- App and web page records:
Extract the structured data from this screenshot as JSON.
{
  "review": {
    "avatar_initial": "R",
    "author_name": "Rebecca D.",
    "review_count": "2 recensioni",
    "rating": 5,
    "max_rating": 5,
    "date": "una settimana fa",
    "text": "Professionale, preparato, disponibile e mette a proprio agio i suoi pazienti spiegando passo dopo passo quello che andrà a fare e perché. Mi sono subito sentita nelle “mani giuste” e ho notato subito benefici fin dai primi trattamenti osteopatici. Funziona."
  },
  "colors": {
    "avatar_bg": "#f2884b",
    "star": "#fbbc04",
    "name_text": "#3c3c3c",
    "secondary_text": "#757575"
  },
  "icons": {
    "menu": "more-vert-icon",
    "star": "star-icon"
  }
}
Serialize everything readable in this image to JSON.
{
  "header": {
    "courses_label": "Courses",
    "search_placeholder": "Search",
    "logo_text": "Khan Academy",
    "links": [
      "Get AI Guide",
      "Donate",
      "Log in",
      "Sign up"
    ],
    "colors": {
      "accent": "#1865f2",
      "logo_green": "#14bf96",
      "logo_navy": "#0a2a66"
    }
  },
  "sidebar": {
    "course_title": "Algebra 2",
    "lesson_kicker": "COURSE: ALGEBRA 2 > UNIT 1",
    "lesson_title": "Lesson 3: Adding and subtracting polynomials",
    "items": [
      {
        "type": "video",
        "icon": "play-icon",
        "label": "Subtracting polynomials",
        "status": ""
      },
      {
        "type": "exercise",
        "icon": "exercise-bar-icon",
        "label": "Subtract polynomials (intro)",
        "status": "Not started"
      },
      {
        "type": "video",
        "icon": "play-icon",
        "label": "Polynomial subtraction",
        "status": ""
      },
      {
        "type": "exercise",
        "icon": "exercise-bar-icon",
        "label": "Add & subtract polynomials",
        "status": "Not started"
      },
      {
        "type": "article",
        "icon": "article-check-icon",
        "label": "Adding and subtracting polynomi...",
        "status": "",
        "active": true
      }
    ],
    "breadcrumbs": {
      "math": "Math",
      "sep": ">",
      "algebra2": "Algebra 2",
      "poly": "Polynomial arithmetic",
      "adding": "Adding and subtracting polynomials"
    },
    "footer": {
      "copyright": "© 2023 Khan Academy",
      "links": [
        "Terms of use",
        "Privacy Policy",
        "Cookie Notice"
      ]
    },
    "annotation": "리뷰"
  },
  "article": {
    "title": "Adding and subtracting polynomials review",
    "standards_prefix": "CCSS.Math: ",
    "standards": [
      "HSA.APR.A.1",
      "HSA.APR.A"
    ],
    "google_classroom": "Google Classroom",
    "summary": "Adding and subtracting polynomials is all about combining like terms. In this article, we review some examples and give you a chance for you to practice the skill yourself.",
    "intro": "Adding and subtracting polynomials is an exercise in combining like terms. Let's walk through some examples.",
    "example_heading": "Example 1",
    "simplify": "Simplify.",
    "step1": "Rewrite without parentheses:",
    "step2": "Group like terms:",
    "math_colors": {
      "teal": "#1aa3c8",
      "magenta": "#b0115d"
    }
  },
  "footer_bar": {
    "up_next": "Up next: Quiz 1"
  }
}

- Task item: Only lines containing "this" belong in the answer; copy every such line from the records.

- Task answer:
Extract the structured data from this screenshot as JSON.
Serialize everything readable in this image to JSON.
    "summary": "Adding and subtracting polynomials is all about combining like terms. In this article, we review some examples and give you a chance for you to practice the skill yourself.",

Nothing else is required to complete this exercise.